Given records: Begin

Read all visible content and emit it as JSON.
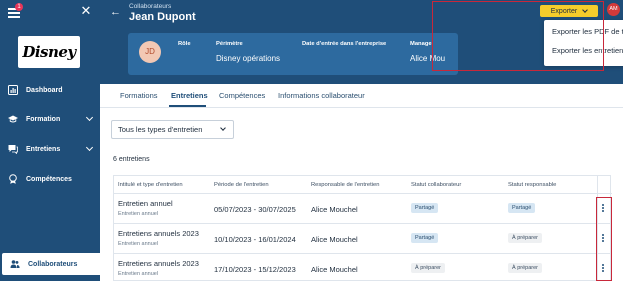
{
  "sidebar": {
    "notification_count": "1",
    "logo_text": "Disney",
    "items": [
      {
        "label": "Dashboard"
      },
      {
        "label": "Formation"
      },
      {
        "label": "Entretiens"
      },
      {
        "label": "Compétences"
      },
      {
        "label": "Collaborateurs"
      }
    ]
  },
  "header": {
    "breadcrumb": "Collaborateurs",
    "name": "Jean Dupont",
    "avatar_initials": "JD",
    "columns": [
      {
        "label": "Rôle",
        "value": ""
      },
      {
        "label": "Périmètre",
        "value": "Disney opérations"
      },
      {
        "label": "Date d'entrée dans l'entreprise",
        "value": ""
      },
      {
        "label": "Manage",
        "value": "Alice Mou"
      }
    ],
    "export_label": "Exporter",
    "user_initials": "AM"
  },
  "dropdown": {
    "items": [
      "Exporter les PDF de tous les entretiens",
      "Exporter les entretiens de la vue active"
    ]
  },
  "tabs": [
    "Formations",
    "Entretiens",
    "Compétences",
    "Informations collaborateur"
  ],
  "filter": {
    "value": "Tous les types d'entretien"
  },
  "count_text": "6 entretiens",
  "table": {
    "headers": [
      "Intitulé et type d'entretien",
      "Période de l'entretien",
      "Responsable de l'entretien",
      "Statut collaborateur",
      "Statut responsable"
    ],
    "rows": [
      {
        "title": "Entretien annuel",
        "type": "Entretien annuel",
        "period": "05/07/2023 - 30/07/2025",
        "manager": "Alice Mouchel",
        "status_collab": "Partagé",
        "status_resp": "Partagé"
      },
      {
        "title": "Entretiens annuels 2023",
        "type": "Entretien annuel",
        "period": "10/10/2023 - 16/01/2024",
        "manager": "Alice Mouchel",
        "status_collab": "Partagé",
        "status_resp": "À préparer"
      },
      {
        "title": "Entretiens annuels 2023",
        "type": "Entretien annuel",
        "period": "17/10/2023 - 15/12/2023",
        "manager": "Alice Mouchel",
        "status_collab": "À préparer",
        "status_resp": "À préparer"
      }
    ]
  },
  "colors": {
    "sidebar": "#1f4e79",
    "accent": "#f5cd2b",
    "highlight": "#c8283a"
  }
}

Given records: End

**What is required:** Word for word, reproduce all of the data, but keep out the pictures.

**Solution below:**
Read all visible content and emit it as JSON.
{
  "sidebar": {
    "notification_count": "1",
    "logo_text": "Disney",
    "items": [
      {
        "label": "Dashboard"
      },
      {
        "label": "Formation"
      },
      {
        "label": "Entretiens"
      },
      {
        "label": "Compétences"
      },
      {
        "label": "Collaborateurs"
      }
    ]
  },
  "header": {
    "breadcrumb": "Collaborateurs",
    "name": "Jean Dupont",
    "avatar_initials": "JD",
    "columns": [
      {
        "label": "Rôle",
        "value": ""
      },
      {
        "label": "Périmètre",
        "value": "Disney opérations"
      },
      {
        "label": "Date d'entrée dans l'entreprise",
        "value": ""
      },
      {
        "label": "Manage",
        "value": "Alice Mou"
      }
    ],
    "export_label": "Exporter",
    "user_initials": "AM"
  },
  "dropdown": {
    "items": [
      "Exporter les PDF de tous les entretiens",
      "Exporter les entretiens de la vue active"
    ]
  },
  "tabs": [
    "Formations",
    "Entretiens",
    "Compétences",
    "Informations collaborateur"
  ],
  "filter": {
    "value": "Tous les types d'entretien"
  },
  "count_text": "6 entretiens",
  "table": {
    "headers": [
      "Intitulé et type d'entretien",
      "Période de l'entretien",
      "Responsable de l'entretien",
      "Statut collaborateur",
      "Statut responsable"
    ],
    "rows": [
      {
        "title": "Entretien annuel",
        "type": "Entretien annuel",
        "period": "05/07/2023 - 30/07/2025",
        "manager": "Alice Mouchel",
        "status_collab": "Partagé",
        "status_resp": "Partagé"
      },
      {
        "title": "Entretiens annuels 2023",
        "type": "Entretien annuel",
        "period": "10/10/2023 - 16/01/2024",
        "manager": "Alice Mouchel",
        "status_collab": "Partagé",
        "status_resp": "À préparer"
      },
      {
        "title": "Entretiens annuels 2023",
        "type": "Entretien annuel",
        "period": "17/10/2023 - 15/12/2023",
        "manager": "Alice Mouchel",
        "status_collab": "À préparer",
        "status_resp": "À préparer"
      }
    ]
  },
  "colors": {
    "sidebar": "#1f4e79",
    "accent": "#f5cd2b",
    "highlight": "#c8283a"
  }
}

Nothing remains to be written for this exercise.